All this means nothing to a chestnut horse named I’ll Have Another, who has done his best to provide shining relief in the face of all the bad news. He arrived in New York last month a potential hero – a horse that would try to win the Triple Crown, horse racing’s most elusive prize. I’ll Have Another won the Kentucky Derby with a strong stretch run, then used similar tactics to wear down the front-runner at the end of the Preakness Stakes.

He cares nothing that his California-based trainer has been controversial – enough perhaps that the New York Racing & Wagering Board (not NYRA, as many assumed) saw fit to isolate all Belmont Stakes horses in a special barn for three days prior to Saturday’s race. Would such measures have been taken if I’ll Have Another had been in someone else’s barn?

Some would say that the special treatment for this year’s Belmont runners is a good thing for the integrity of the sport, others would say it’s an unnecessary disruption for horses that thrive on routine and that other measures could have proven just as effective. Still others wonder why Belmont Stakes horses are the only ones subjected to such scrutiny – shouldn’t every single runner in every single race be treated in such a fashion to protect the betting public?

I will say one thing. Trainer Doug O’Neill has been most gracious while he has been under the New York microscope. He has not spoken publicly against the new security procedures and in fact welcomed the opportunity to prove that everyone is operating fairly and honestly. Like any trainer, he would rather have not altered his horse’s routine – after all, I’ll Have Another was sent to Belmont the day after the Preakness to get comfortable in his new surroundings long before the epic run toward history. But O’Neill understands the circumstances that have brought about the extraordinary measures, and like everyone else he will deal with them.
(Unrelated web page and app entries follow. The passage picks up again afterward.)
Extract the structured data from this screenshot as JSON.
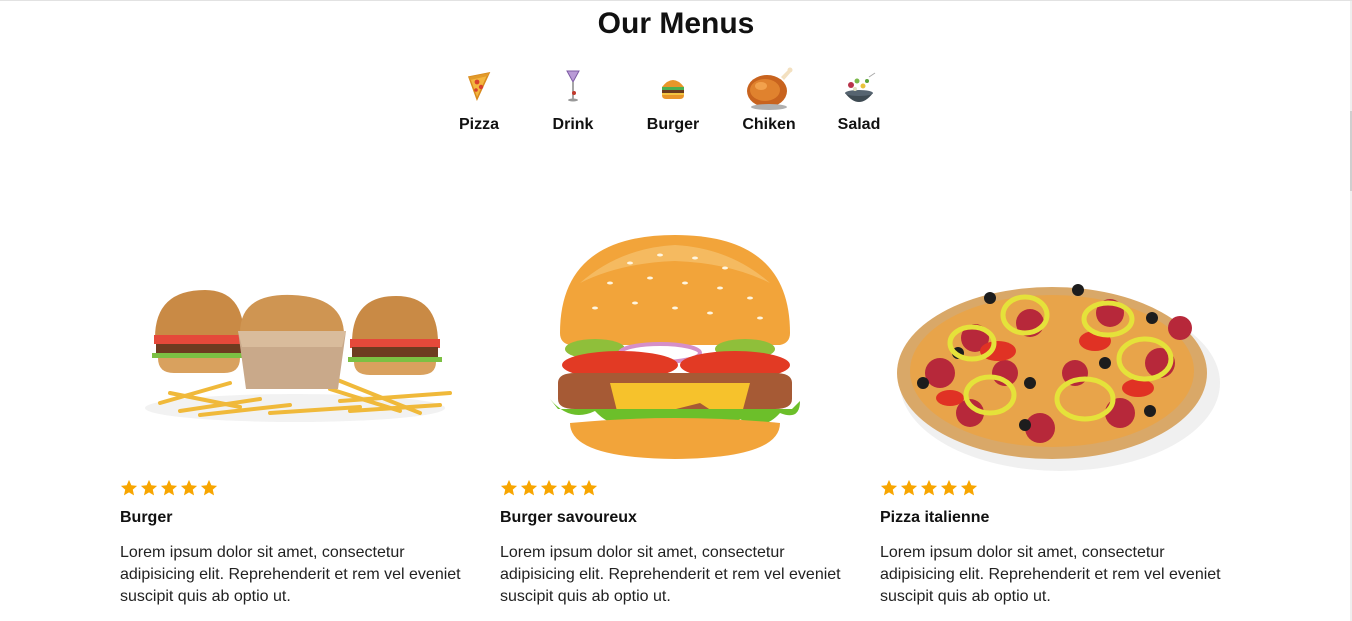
{
  "header": {
    "title": "Our Menus"
  },
  "categories": [
    {
      "label": "Pizza",
      "icon": "pizza-icon"
    },
    {
      "label": "Drink",
      "icon": "drink-icon"
    },
    {
      "label": "Burger",
      "icon": "burger-icon"
    },
    {
      "label": "Chiken",
      "icon": "chicken-icon"
    },
    {
      "label": "Salad",
      "icon": "salad-icon"
    }
  ],
  "cards": [
    {
      "title": "Burger",
      "rating": 5,
      "description": "Lorem ipsum dolor sit amet, consectetur adipisicing elit. Reprehenderit et rem vel eveniet suscipit quis ab optio ut.",
      "image": "burger-sliders-with-fries-image"
    },
    {
      "title": "Burger savoureux",
      "rating": 5,
      "description": "Lorem ipsum dolor sit amet, consectetur adipisicing elit. Reprehenderit et rem vel eveniet suscipit quis ab optio ut.",
      "image": "cheeseburger-image"
    },
    {
      "title": "Pizza italienne",
      "rating": 5,
      "description": "Lorem ipsum dolor sit amet, consectetur adipisicing elit. Reprehenderit et rem vel eveniet suscipit quis ab optio ut.",
      "image": "pepperoni-pizza-image"
    }
  ],
  "colors": {
    "star": "#f7a500",
    "text": "#111111"
  }
}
After watching I’ll Have Another train over the past ten days, I think he’s ready to make his run no matter what controversy swirls around him. And if he manages to succeed where many others have failed, he will wear the Triple Crown with honor.